Don't ignore these red flags in South Carolina's energy mega-bill

Don't ignore these red flags in South Carolina's energy mega-bill

Update 4/4/24: The bill passed the House and is now in the Senate Judiciary Committee. 



A massive utility bill (H.5118) awaiting debate on the floor of the S.C. House threatens to blur the line between economic development and energy policy. To better understand the proposal, called the South Carolina Energy Security Act, we have prepared a brief summary highlighting some of its concerning provisions.  

This summary reflects the version of the bill adopted by the House Labor, Commerce and Industry Committee on Mar. 21. You can read our original summary here


Red flags in the House energy bill 

H.5118 would: 

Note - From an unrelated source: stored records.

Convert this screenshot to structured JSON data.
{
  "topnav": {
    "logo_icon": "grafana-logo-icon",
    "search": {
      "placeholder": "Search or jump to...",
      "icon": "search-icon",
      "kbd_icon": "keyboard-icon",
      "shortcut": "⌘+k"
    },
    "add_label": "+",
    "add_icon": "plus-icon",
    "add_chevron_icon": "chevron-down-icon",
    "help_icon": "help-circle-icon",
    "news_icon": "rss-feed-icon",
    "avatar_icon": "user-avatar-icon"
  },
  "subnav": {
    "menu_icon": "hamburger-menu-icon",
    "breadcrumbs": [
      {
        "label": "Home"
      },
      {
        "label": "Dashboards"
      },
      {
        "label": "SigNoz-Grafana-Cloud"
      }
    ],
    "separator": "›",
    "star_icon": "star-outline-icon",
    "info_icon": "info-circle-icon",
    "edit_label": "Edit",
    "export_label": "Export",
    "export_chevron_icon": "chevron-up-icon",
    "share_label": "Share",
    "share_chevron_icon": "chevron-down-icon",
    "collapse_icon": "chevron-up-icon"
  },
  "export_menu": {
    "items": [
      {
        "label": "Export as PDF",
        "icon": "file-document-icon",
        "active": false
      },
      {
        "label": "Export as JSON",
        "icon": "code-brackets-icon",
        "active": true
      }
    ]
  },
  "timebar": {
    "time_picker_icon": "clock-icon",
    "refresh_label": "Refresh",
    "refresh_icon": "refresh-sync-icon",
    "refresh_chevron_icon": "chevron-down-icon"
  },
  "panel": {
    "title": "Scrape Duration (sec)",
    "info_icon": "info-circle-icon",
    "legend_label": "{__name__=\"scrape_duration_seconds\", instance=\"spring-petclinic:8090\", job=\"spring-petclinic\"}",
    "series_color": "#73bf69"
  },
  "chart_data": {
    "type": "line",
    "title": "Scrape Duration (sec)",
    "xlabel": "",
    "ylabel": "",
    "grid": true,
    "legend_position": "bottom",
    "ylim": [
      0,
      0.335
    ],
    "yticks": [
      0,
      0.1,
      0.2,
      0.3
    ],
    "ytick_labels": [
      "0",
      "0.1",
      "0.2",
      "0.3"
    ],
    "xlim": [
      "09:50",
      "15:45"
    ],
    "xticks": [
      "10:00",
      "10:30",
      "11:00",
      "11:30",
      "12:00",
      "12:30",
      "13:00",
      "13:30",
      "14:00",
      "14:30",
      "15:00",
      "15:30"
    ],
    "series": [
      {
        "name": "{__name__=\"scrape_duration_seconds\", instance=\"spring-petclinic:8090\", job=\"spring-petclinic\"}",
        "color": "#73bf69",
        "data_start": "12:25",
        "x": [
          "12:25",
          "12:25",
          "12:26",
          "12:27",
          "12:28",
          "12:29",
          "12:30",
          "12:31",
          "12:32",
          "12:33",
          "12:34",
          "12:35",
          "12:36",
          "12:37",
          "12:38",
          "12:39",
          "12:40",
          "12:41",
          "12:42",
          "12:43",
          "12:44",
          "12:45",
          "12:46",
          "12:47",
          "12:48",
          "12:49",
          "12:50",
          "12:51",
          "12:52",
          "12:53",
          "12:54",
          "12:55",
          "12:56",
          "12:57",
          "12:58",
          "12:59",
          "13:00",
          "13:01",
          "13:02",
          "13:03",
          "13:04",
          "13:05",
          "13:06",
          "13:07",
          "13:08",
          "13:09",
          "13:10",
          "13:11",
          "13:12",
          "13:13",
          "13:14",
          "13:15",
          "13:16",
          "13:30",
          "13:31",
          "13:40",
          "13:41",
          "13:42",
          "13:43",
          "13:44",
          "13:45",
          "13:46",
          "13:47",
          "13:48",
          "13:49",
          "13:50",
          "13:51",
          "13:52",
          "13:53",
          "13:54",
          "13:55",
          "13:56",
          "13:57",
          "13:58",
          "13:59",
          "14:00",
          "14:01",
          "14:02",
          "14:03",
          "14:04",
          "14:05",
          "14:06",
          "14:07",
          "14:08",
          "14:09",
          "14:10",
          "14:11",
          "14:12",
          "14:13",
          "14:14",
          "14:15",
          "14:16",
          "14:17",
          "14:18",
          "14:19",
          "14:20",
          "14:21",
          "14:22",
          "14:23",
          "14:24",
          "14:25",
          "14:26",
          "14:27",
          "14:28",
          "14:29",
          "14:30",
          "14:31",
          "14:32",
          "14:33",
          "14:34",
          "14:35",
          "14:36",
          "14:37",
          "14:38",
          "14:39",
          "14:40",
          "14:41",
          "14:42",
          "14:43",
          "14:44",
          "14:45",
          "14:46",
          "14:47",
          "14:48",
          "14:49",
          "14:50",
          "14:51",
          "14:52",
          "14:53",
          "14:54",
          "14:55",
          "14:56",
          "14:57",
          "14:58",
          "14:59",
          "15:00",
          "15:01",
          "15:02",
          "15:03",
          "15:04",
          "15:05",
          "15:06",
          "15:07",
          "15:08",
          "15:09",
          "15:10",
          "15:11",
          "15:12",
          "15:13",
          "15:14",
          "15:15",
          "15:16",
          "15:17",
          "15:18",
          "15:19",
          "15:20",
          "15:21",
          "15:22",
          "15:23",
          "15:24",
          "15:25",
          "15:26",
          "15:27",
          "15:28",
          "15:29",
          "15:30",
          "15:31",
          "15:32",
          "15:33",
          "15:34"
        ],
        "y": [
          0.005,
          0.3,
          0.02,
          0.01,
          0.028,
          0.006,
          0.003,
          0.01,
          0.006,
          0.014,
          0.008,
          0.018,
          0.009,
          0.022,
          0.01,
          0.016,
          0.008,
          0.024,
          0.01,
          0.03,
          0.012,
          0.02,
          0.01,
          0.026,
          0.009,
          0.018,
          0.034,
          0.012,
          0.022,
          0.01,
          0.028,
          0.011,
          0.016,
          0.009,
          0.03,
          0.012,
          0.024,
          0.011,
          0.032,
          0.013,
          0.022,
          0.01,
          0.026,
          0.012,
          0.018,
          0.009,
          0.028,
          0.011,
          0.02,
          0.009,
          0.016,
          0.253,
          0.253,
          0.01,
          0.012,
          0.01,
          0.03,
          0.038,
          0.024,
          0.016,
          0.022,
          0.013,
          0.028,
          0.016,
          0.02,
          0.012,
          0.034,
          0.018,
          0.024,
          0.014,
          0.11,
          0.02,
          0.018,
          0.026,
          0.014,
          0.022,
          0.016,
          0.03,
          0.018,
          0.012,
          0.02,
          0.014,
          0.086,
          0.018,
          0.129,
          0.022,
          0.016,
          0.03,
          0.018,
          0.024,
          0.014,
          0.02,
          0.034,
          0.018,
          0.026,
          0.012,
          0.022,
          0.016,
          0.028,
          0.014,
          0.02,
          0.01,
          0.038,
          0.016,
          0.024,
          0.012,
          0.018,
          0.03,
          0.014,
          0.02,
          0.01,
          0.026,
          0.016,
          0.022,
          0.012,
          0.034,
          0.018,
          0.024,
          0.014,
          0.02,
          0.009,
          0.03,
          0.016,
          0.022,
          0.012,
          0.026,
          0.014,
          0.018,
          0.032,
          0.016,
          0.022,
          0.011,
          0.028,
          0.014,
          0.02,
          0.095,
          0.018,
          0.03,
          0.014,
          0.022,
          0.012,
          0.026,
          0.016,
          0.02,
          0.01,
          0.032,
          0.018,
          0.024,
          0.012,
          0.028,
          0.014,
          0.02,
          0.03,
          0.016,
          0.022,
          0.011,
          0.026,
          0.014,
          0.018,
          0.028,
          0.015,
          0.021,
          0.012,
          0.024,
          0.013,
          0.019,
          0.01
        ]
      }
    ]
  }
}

  • Allow a utility to recover the costs of building a small modular nuclear reactor from ratepayers even if the project is abandoned, so long as the decision to abandon is “reasonable, prudent and in the public interest.” 
  • Encourage Dominion Energy and Santee Cooper to make preparations for the construction of a natural gas plant of up to 2,000 megawatts in Colleton County. It also directs the involved governmental agencies to give the project accelerated consideration. With the Legislature’s explicit endorsement, a fair and objective approval process becomes less likely.  
  • Insert economic development language into the missions of state utility regulators, undermining their independence. Under H.5118, the phrase “economic development” appears five times throughout the Public Service Commission’s list of duties.  
  • Offer reduced electric rates and special perks to companies meeting arbitrary job and investment criteria, among other requirements. Notably, it sets up different perk tiers, the highest being reserved for “transformational customer(s).” To reach this level, a business must be designated by the S.C. Department of Commerce, among other criteria.  
  • Grow government by establishing the “S.C. Energy Policy Research and Economic Development Institute” – a new advisory body for state policymakers. The institute would be governed by a six-member board of legislative appointees.  
  • Grow government by creating the “Energy Investment and Economic Development Fund” housed within Santee Cooper.
  • Shrink the Public Service Commission by more than half (from seven to three commissioners). A decision on energy matters could therefore be reached with just two commissioners.     
  • Put broadly defined economic development needs at the center of energy and ratemaking decisions, which could clash with consumer interests. 
  • Transfer the Consumer Advocate’s authority to challenge rate-hike requests to the Office of Regulatory Staff – an entity that, under H.5118, would need to consider “economic development and job attraction” when representing the public interest.